If you look up the definition of probate in a dictionary, you will get an explanation that it is the process of validating a Will. We were surprised at the brevity of it. There is so much more involved with probate, but why don't we start by taking a look at why there is a probate process to begin with.
When a person dies, State laws regulate the process of:
A probate case starts when a Petition to Administer An Estate is filed, which asks for a personal representative to be approved by the court. This is usually an executor/executrix named in a Will. A notice of petition is then published three times in a local newspaper of general circulation, which acts as a notice to creditors. Probate is necessary for a fair process of making sure valid creditors are identified and paid, and remaining assets are distributed to heirs and beneficiaries per the wishes of the decedent.
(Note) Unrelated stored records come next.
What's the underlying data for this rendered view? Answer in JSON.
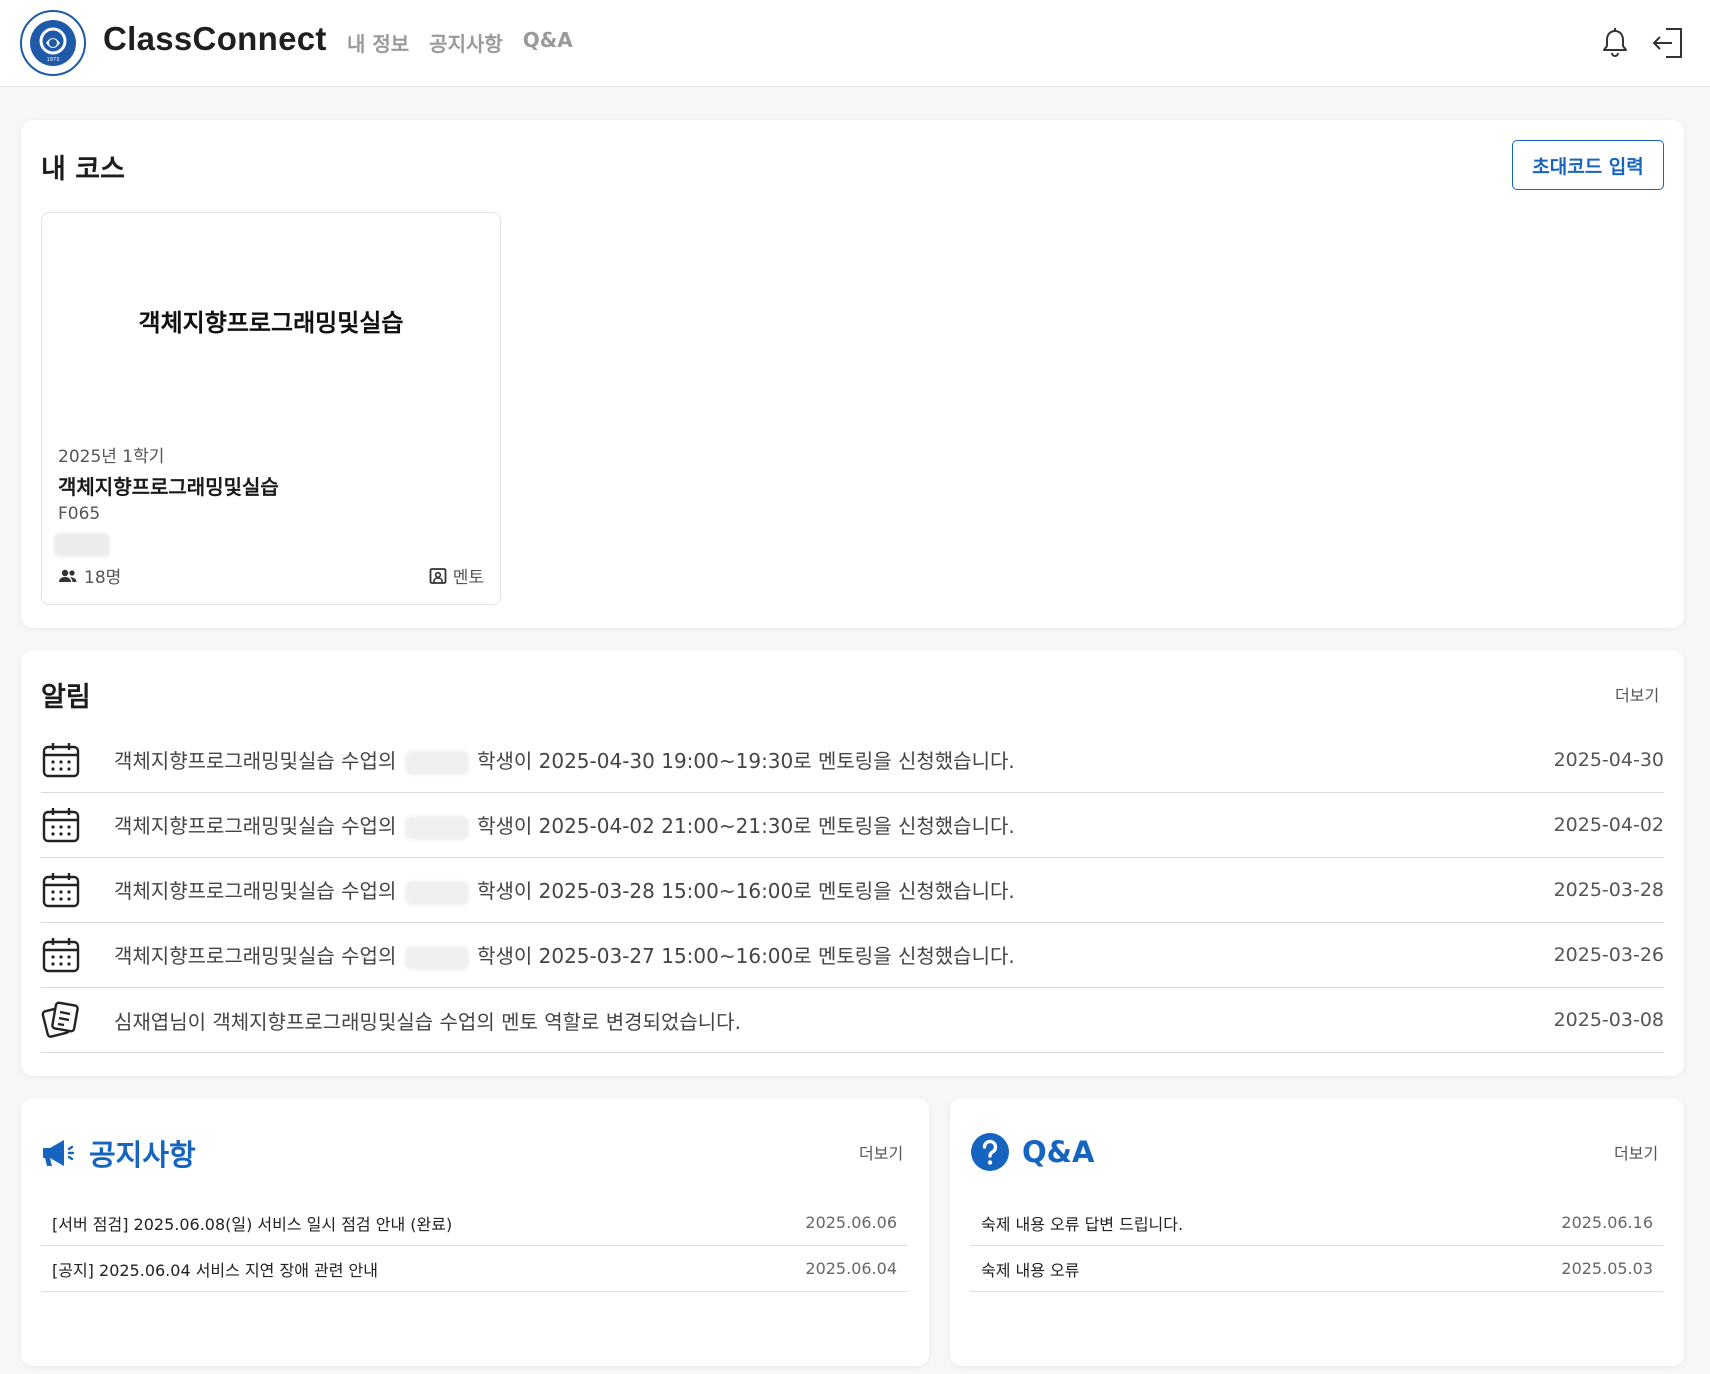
{
  "header": {
    "brand": "ClassConnect",
    "nav": [
      "내 정보",
      "공지사항",
      "Q&A"
    ],
    "logo_year": "1973",
    "logo_text_top": "아주대학교",
    "logo_text_bottom": "AJOU UNIVERSITY"
  },
  "my_courses": {
    "title": "내 코스",
    "invite_label": "초대코드 입력",
    "courses": [
      {
        "cover_title": "객체지향프로그래밍및실습",
        "semester": "2025년 1학기",
        "name": "객체지향프로그래밍및실습",
        "code": "F065",
        "member_count": "18명",
        "role": "멘토"
      }
    ]
  },
  "notifications": {
    "title": "알림",
    "more_label": "더보기",
    "items": [
      {
        "icon": "calendar-icon",
        "prefix": "객체지향프로그래밍및실습 수업의",
        "suffix": "학생이 2025-04-30 19:00~19:30로 멘토링을 신청했습니다.",
        "date": "2025-04-30"
      },
      {
        "icon": "calendar-icon",
        "prefix": "객체지향프로그래밍및실습 수업의",
        "suffix": "학생이 2025-04-02 21:00~21:30로 멘토링을 신청했습니다.",
        "date": "2025-04-02"
      },
      {
        "icon": "calendar-icon",
        "prefix": "객체지향프로그래밍및실습 수업의",
        "suffix": "학생이 2025-03-28 15:00~16:00로 멘토링을 신청했습니다.",
        "date": "2025-03-28"
      },
      {
        "icon": "calendar-icon",
        "prefix": "객체지향프로그래밍및실습 수업의",
        "suffix": "학생이 2025-03-27 15:00~16:00로 멘토링을 신청했습니다.",
        "date": "2025-03-26"
      },
      {
        "icon": "role-card-icon",
        "text": "심재엽님이 객체지향프로그래밍및실습 수업의 멘토 역할로 변경되었습니다.",
        "date": "2025-03-08"
      }
    ]
  },
  "notices": {
    "title": "공지사항",
    "more_label": "더보기",
    "items": [
      {
        "text": "[서버 점검] 2025.06.08(일) 서비스 일시 점검 안내 (완료)",
        "date": "2025.06.06"
      },
      {
        "text": "[공지] 2025.06.04 서비스 지연 장애 관련 안내",
        "date": "2025.06.04"
      }
    ]
  },
  "qna": {
    "title": "Q&A",
    "more_label": "더보기",
    "items": [
      {
        "text": "숙제 내용 오류 답변 드립니다.",
        "date": "2025.06.16"
      },
      {
        "text": "숙제 내용 오류",
        "date": "2025.05.03"
      }
    ]
  },
  "colors": {
    "accent": "#1565c0",
    "nav_text": "#9a9a9a",
    "background": "#f7f7f7"
  }
}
The answer to this is, it depends. Jointly owned (with survivorship) real property will pass directly to the survivor, such as a spouse or a child. If the property is solely owned and it does not need to be sold in order to settle debts with creditors, an heir may become the new owner. Oftentimes though, the decedent instructs the executor to sell the property upon their death, with the proceeds going to the estate for later distribution to heirs and beneficiaries.
The difference in selling probate real estate depends on whether or not the personal representative has been granted full authority under the Independent Administration of Estates Act (IAEA). This authority allows the personal representative to take many actions without obtaining court approval.
If the personal representative is granted full authority, they can hire an experienced probate real estate broker who will work closely with the representative as well as the attorney on the case. If the decedent asked that a notice of proposed action be sent to all heirs once a purchase offer is signed, a 15 day seller contingency is created by the broker to allow time for the heirs to approve or contest the terms of the sale. If none of the heirs objects to the sale within 15 days, the contingency can be removed and the sale can proceed. One way to alleviate this seller contingency is for the heirs to sign a waiver notice.
If the personal representative is granted only limited authority, or if one of the heirs mentioned above rejects the terms of the sale, court confirmation will be required. A date will be set for the hearing, usually 30 to 45 days out, and a notice of sale is published in a local newspaper of general circulation. Oftentimes, court confirmation is subject to overbid, where the Judge will solicit offers from the audience during the hearing. The overbid offers must start at 10% of the first $10,000 plus 5% of the balance of the accepted offer price, with subsequent increments set by the Judge. We see overbids happen when the market value of real estate is on the rise at a very fast pace.
There are a couple of other options, a private sale where sealed bids are sent to the probate real estate broker or attorney, and a public auction. These are not as common and both require court confirmation.
That's where we come in. We are Certified Probate Real Estate Specialists. We have experience with probate and trust sales and have gained the confidence of probate attorneys in Sonoma County. A probate real estate sale needs to be handled with extra care and requires a broker that has knowledge of the probate real estate forms and court documents required to comply with the law.
This is just a brief summary of what all is involved in a probate real estate sale. We would be happy to talk to you about the probate process and how we may be able to help you.